As I mentioned previously, I got a jolt to start looking for a new place to live. In the days following that, I formally kicked off my search, digging through Craigslist for places within my desired price range and neighborhoods. The options weren’t super-plentiful, but I sent each and every one I was interested in a note telling them a little about myself, asking about availability and showings.
I got a response from probably half of those. That still lined up a nice weekend schedule of eight different showings, spaced apart enough to have time to get from one to another, but with large clusters of gaps that forced me to have to spend two full days in the city. Another hectic weekend after two spent traversing the world. (Aside: I swear I’ll get around to writing about that. It was a heck of an experience.)
To prepare for the search, I purchased a detailed credit report, printed out copies of my most recent pay stubs, a brief rental history reference sheet, and a photocopy of my driver’s license. I also entered in each of the showings onto my Google Calendar, complete with address, contact name and phone, and Craigslist posting link. As far as decreasing stress about the day goes, the latter was invaluable.
Off I went on Saturday. I saw some really nice places, met some really nice people, saw a few that were much too small even for me, saw some that were incredibly large for the price. Most of the showings were decently attended (one in particular was quite crowded); others were by appointment and were just me for that time. I took applications away from all of them. The day went okay, but the last viewing had me feeling barely a modicum of hope and I drove back home disheartened. I wasn’t sure this was really for me. I decided to fill out two of the applications when I got home, ruling out two as having deal-breaker qualities. The fourth application especially; why does anyone need my bank statements? No thanks.
On a side note, I spent my time in between the viewings between Golden Gate Park, Balboa, and Ocean Beach. It was a beautifully sunny day on the west side of the city.
That said, day two was better in every way. My viewings were more evenly spaced throughout the day and clustered geographically as to allow for sight-seeing between them. I went to some places I’d never been, including China and Baker Beaches, Sea Cliff, and the north side of the Richmond District. What a view those places have. Baker Beach especially, as that day the fog was isolated to the Golden Gate and from the sunny beach one could see the bridge towers busting out over the top of the clouds.
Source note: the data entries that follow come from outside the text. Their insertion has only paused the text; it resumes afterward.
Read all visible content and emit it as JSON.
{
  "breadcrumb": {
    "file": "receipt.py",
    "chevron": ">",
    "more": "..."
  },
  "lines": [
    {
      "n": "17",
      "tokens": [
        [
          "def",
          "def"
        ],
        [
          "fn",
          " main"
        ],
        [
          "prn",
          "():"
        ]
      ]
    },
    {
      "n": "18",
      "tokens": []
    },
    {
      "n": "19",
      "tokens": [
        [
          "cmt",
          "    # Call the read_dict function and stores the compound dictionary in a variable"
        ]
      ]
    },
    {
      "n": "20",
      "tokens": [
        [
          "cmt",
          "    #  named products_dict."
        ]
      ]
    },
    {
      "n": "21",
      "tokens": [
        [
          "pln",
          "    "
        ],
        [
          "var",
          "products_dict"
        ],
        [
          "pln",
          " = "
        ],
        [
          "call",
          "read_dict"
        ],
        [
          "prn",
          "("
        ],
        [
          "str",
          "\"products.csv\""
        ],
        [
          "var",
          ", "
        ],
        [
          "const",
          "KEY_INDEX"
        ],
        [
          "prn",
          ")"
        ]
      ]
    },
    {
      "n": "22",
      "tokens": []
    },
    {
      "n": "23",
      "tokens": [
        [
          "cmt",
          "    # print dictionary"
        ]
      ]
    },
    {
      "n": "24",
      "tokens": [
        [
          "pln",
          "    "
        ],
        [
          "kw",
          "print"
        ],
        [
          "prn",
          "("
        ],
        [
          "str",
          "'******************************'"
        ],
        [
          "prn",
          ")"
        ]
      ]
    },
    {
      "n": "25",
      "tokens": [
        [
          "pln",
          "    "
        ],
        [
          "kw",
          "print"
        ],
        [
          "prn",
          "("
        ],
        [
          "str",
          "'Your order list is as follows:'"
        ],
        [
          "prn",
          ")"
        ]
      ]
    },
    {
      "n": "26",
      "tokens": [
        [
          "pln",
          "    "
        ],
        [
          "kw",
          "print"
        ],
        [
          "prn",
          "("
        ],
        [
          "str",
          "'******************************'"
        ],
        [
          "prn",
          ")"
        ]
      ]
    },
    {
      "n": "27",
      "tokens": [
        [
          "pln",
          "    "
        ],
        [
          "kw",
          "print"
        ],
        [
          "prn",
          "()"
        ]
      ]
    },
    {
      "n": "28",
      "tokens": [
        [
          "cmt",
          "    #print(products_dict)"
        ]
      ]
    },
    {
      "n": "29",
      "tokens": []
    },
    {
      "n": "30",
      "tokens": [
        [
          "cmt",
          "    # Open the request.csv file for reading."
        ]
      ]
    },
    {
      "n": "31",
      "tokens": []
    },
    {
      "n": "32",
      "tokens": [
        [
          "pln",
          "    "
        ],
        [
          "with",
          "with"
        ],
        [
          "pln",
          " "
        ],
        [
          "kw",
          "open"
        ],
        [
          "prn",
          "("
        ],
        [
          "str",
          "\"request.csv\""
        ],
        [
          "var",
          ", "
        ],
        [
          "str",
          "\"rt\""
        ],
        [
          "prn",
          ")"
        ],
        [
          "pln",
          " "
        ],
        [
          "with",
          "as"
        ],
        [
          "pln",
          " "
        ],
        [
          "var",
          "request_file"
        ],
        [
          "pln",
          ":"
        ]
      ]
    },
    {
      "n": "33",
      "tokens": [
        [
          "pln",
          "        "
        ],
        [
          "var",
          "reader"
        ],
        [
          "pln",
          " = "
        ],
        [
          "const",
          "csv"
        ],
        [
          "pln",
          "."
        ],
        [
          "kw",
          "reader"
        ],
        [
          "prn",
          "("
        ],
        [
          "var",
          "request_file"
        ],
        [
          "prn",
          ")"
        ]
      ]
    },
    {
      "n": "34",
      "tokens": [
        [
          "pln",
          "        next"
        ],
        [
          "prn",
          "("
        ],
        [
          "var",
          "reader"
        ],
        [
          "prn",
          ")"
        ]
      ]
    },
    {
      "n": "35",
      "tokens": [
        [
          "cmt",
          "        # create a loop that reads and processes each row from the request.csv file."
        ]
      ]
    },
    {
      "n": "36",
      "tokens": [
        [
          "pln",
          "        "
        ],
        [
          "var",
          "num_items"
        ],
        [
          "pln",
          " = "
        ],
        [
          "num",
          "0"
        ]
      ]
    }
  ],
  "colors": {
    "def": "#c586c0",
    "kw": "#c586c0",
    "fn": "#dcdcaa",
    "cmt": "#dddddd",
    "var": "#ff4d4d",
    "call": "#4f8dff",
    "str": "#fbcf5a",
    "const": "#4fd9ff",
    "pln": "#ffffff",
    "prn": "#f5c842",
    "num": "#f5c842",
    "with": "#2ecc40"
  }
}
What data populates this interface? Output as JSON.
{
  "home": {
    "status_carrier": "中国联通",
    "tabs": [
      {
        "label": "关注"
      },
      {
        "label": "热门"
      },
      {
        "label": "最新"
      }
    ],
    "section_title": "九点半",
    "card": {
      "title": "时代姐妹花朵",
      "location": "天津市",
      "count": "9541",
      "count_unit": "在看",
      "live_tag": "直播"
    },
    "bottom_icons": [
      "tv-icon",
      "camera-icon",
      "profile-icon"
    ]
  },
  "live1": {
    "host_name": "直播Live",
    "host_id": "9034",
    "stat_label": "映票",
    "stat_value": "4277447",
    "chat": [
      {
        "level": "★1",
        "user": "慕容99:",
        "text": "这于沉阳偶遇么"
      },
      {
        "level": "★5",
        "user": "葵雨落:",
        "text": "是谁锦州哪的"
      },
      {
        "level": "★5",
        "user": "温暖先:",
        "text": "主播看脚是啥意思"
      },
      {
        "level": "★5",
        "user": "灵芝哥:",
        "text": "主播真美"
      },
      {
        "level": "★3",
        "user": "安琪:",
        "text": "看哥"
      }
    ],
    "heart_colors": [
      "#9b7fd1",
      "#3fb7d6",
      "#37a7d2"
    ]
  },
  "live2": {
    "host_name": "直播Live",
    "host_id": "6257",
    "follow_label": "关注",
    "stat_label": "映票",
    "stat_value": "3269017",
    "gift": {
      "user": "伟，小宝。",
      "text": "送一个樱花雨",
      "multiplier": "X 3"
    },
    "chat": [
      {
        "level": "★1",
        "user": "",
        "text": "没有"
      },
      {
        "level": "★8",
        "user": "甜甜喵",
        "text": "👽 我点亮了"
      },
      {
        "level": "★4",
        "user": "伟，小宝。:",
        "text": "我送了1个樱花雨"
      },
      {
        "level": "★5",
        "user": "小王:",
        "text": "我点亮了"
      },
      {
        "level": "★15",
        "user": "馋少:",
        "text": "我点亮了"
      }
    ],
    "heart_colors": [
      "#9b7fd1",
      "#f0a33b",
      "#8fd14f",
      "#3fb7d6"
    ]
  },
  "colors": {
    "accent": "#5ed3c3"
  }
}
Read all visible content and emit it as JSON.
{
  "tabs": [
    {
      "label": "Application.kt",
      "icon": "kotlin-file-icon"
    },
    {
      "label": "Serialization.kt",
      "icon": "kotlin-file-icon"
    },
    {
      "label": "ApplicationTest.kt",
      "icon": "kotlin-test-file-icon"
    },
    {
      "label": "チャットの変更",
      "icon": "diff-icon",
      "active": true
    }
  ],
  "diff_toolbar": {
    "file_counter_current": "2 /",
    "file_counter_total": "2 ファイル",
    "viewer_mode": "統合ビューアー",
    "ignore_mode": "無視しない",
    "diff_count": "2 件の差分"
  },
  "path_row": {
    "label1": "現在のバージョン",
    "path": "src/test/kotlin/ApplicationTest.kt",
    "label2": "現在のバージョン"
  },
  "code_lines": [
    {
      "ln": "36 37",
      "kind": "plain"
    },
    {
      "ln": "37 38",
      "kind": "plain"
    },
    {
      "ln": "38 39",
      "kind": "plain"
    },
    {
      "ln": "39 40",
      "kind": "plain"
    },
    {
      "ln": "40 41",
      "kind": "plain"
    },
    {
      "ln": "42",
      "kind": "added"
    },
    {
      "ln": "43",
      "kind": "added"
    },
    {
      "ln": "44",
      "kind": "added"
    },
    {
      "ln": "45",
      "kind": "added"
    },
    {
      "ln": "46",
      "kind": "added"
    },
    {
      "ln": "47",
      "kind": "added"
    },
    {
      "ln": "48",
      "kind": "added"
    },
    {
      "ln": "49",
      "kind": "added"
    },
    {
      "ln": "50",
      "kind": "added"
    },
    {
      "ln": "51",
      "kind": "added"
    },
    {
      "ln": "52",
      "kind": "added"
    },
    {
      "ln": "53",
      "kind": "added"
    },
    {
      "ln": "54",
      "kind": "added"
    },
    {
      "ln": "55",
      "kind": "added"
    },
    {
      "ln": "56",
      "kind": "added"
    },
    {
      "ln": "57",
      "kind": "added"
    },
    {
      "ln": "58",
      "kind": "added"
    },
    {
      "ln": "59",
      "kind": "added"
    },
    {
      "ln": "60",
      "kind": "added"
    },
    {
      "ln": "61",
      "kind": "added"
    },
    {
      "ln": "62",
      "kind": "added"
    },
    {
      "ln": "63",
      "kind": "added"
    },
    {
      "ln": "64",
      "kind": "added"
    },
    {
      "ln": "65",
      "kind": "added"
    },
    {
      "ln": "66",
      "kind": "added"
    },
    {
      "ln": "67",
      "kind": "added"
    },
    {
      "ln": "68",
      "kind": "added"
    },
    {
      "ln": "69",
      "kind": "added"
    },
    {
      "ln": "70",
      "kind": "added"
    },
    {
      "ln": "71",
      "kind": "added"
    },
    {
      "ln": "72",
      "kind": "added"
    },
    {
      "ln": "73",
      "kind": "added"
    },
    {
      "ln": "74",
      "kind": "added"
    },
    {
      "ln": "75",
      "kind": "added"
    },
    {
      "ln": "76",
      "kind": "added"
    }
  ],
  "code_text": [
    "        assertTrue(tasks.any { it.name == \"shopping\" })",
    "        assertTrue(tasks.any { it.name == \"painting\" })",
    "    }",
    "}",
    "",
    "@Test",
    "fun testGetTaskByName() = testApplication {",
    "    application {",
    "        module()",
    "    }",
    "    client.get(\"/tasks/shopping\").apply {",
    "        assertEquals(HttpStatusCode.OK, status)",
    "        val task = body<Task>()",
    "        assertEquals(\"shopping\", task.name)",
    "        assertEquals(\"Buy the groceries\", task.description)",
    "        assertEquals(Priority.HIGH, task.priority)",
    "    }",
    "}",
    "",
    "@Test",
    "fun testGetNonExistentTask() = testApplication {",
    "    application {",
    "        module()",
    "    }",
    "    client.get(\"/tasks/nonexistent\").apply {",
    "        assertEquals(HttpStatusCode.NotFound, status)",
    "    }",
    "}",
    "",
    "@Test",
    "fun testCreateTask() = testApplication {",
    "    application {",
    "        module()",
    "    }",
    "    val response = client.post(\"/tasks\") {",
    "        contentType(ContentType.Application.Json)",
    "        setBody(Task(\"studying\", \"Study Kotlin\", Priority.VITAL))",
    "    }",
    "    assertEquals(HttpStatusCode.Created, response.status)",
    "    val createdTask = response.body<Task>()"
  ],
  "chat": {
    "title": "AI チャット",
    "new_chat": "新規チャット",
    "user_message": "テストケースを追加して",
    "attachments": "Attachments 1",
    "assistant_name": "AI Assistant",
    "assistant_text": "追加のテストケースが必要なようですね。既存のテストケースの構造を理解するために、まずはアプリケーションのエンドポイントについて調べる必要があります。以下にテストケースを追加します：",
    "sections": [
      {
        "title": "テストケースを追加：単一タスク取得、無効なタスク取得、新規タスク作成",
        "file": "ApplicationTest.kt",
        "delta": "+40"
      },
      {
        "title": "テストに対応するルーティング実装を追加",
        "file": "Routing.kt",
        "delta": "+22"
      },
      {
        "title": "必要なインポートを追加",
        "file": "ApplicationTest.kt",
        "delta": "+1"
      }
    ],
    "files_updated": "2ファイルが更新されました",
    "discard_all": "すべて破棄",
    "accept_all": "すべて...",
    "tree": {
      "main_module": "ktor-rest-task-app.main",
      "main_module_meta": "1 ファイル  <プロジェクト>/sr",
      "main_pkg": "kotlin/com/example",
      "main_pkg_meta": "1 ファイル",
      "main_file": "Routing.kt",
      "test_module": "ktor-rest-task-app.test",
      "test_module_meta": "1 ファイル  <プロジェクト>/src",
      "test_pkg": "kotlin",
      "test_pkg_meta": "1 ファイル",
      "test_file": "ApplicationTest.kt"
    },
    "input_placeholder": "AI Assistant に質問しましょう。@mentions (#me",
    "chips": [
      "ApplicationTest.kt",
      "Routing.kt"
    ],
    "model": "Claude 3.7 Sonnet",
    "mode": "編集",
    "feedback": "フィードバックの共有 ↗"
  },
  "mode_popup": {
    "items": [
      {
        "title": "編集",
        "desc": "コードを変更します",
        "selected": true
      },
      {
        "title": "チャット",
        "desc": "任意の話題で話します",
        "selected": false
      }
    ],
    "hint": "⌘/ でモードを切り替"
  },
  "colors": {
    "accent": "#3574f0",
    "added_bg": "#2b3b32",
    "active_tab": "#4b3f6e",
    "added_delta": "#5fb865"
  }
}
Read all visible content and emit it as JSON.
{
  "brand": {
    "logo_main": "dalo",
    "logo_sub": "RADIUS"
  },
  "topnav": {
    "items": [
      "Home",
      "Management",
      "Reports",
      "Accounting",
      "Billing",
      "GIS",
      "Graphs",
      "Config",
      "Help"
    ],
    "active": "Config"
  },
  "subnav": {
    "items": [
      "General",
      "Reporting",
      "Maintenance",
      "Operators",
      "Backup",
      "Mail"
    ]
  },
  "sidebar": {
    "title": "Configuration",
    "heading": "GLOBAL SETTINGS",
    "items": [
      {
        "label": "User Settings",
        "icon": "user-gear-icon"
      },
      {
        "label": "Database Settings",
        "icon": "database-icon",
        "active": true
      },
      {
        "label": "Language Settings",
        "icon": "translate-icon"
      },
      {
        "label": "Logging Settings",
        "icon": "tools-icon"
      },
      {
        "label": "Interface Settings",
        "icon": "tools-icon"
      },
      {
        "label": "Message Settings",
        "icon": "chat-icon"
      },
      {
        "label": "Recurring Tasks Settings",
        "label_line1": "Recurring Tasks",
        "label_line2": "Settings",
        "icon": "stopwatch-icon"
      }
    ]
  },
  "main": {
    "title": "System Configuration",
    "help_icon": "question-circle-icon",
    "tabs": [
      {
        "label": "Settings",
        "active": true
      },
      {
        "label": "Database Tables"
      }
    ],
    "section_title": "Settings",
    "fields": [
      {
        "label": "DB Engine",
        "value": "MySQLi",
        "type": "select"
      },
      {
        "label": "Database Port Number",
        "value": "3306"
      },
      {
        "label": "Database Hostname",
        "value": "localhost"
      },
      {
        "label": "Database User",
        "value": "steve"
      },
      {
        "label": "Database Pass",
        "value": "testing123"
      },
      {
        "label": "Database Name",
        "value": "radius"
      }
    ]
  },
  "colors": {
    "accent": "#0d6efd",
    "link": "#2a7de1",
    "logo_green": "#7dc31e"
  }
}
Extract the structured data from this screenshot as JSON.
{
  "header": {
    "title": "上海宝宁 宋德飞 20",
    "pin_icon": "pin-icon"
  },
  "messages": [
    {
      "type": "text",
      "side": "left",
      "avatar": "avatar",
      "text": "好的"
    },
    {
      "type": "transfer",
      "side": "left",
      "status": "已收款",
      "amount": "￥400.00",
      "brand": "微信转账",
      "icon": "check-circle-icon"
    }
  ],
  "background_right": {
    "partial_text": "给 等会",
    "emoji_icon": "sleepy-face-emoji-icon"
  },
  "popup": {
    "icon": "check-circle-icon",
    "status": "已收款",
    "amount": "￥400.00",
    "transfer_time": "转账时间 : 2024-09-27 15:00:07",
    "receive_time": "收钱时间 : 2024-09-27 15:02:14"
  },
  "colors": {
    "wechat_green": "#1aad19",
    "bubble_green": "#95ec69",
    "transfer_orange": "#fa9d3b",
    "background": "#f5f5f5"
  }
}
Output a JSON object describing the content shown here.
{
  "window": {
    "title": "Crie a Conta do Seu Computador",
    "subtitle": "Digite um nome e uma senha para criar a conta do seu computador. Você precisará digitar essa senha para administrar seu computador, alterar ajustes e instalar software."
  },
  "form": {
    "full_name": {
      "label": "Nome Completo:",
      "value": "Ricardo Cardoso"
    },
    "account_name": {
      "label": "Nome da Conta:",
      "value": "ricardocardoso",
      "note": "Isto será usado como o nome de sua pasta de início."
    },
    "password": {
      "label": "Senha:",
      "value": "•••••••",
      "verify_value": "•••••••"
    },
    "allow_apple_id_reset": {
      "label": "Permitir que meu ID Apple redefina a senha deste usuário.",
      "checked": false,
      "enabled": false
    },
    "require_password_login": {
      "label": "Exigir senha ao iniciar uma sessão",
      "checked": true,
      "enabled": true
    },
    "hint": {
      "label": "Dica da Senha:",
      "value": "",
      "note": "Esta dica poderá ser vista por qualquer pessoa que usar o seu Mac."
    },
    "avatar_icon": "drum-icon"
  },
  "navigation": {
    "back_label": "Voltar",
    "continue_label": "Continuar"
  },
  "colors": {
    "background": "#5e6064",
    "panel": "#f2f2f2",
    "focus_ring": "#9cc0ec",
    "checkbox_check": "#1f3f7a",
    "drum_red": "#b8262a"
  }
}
About the places themselves; they were much more desirable than those from the day before. They were larger, had more amenities, a better location, and cheaper prices. Also, as one would expect, much more crowded showings. I arrived at all very early, sometimes being the first one there; in minutes, there might have been upwards of ten people already. I typically spent no more than 15 minutes at each of these showings. After all, studios are pretty straightforward and simple. There’s not a whole lot to look into in detail within a single room.
The last place I went to was the most encouraging: a rectangularly shaped studio on the first floor of a row house in Central Sunset. An ideal space in a quiet, but beautiful neighborhood with decent access to public transit. For that one I had an appointment; at its conclusion I filled out an application on the spot and turned over the aforementioned prepared documents. I left that place feeling really good. A sunset over the ocean on a clear day as seen from the street I was looking to live on definitely helped.
When I got home, I proceeded to fill out a few more applications from the day, sending them off to prospective landlords via email. I was looking to track my progress, keep tabs on with whom I would follow-up, note the pros and cons of each place, et cetera. I was prepared to be in this for the long haul and I still had four weeks to work with before I was in trouble. If I did eight places per weekend, surely the odds of getting one of forty places would be in my favor, I thought.
And then I got the call. The last place I saw, the one I perhaps liked the most, was offered to me. I couldn’t believe it. My first weekend of searching wasn’t even over, but my search was. It was almost too easy.
The place is great. The location is great. I don’t have much by means of a kitchen, but I’ll manage. I have a backyard, private access, laundry units, plentiful storage options, and most importantly, it costs almost 25% less than I’d be paying were I to renew in Pleasanton. Hell yeah.
So, I went back there the next evening, performed some engineering measurements to prepare for my furniture’s eventual arrival, signed numerous documents, gifted over the majority of my savings, and went home with another major milestone looming on my life’s horizon.
It’s happening. I’m moving to San Francisco.